Australia's coal-lump caressing prime minister won't speak its name, but a NSW judge has cited climate change in a landmark ruling on Friday, blocking plans to develop an open-cut coal mine in the state's Hunter Valley region.
Chief judge Brian Preston dismissed an appeal by Gloucester Resources, which was seeking – via the NSW Land and Environment Court – to overturn the state government's rejection of the Rocky Hill mine, proposed for around 1km from a retirement community.
The NSW Department of Planning rejected the development application of the Gloucester Resources project in October 2017, citing the impact it would have on the nearby town, its people and amenity, but not mentioning climate.
In delivering his judgment, Preston – who co-founded the NSW Environmental Defenders Office – said that an open-cut coal mine in the Gloucester Valley 'would be in the wrong place at the wrong time'.
'Wrong place because an open cut coal mine in this scenic and cultural landscape, proximate to many people's homes and farms, will cause significant planning, amenity, visual and social impacts,' he wrote.
'Wrong time because the GHG emissions of the coal mine and its coal product will increase global total concentrations of GHGs at a time when what is now urgently needed, in order to meet generally agreed climate targets, is a rapid and deep decrease in GHG emissions.
'These dire consequences should be avoided. The project should be refused.'
The decision is being hailed as an historic moment for Australia, where coal maintains a firm grip on industry and politics, despite the huge global shift away from fossil fuels, driven by cheap renewables and the growing threat of climate change.
The controversial Rocky Hill mine had faced strong local opposition, particularly from the community of Gloucestor, north of Newcastle, which had already successfully battled against AGL Energy plans to mine coal seam gas in the area.
Justice Preston not only rejected the miner's appeal of the government's decision – based on the impact on the nearby town – but put the coal mine's inevitable contribution to climate change and its 'dire consequences' front and centre, where the world's leading climate scientists say it should be.
Tim Buckley – director of energy finance studies at IEEFA, and an expert witness for the EDO NSW in the Rocky Hill case – praised local activist group, Groundswell Gloucester, and climate science expert Will Steffen, for their contributions to the 'landmark' decision.

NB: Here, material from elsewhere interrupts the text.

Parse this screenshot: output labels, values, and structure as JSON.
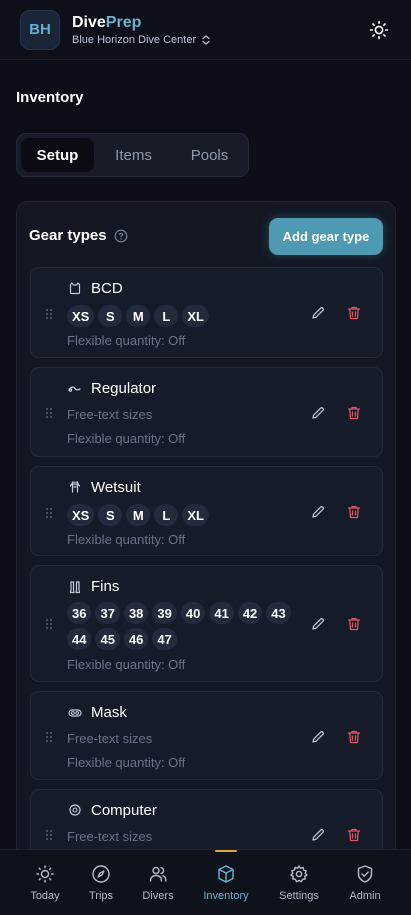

He said it was Professor Steffen who convinced Justice Preston that there was a finite global carbon budget, and that it was rapidly being used up by existing fossil fuel projects.
'This NSW Land and Environment Court decision this morning on the Rocky Hill coal mine is a landmark case, setting an excellent precedent that carbon emissions need to be included in any assessment of the cost-benefit analysis of new project developments,' Buckley told RE.
'My testimony was that the global financial markets are rapidly moving towards coal divestment, and with ever lower cost renewable energy and new technology developments, an energy system disruption is well underway in a converging global landscape.
'Also, with an implicit if not explicit price of carbon now increasingly being factored in by corporations globally, proposals like Rocky Hill had rising stranded asset risks that means the proposed benefits put forward by the proponent were highly questionable, and far outweighed by the costs to the community.'
Former Greens MP turned NSW Independent, Jeremy Buckingham also welcomed the decision, and applauded the efforts of the 'indefatigable' Gloucester community.
'The cumulative impact of carbon emissions from coal mining has never been properly recognised in the planning process in NSW. I'm pleased that this judgment recognises this most important factor in an age of climate change.
'The court result today recognises that we can't have new coal mines and protect people and the planet from the worst impacts of climate change,' Buckingham said.
Greens climate and energy spokesperson Adam Bandt described the ruling as a 'game changer.'
'A court has ruled that a coal mine can't proceed because Australian coal, whether burned here or abroad, will make climate change worse,' he said.
'Now we as law makers need to follow suit. I'll introduce legislation when Parliament resumes to stop new coal mines and phase out coal mining.'
'From floods in Queensland, drought in the Murray Darling to fires in Tasmania, climate change is hitting Australia hard. It shouldn't be left up to judges to act. Labor and Liberal politicians must join the Greens to pass a law to keep coal in the ground.”
Sophie is editor of One Step Off The Grid
and deputy editor of its sister site, Renew Economy
. Sophie has been writing about clean energy for more than a decade.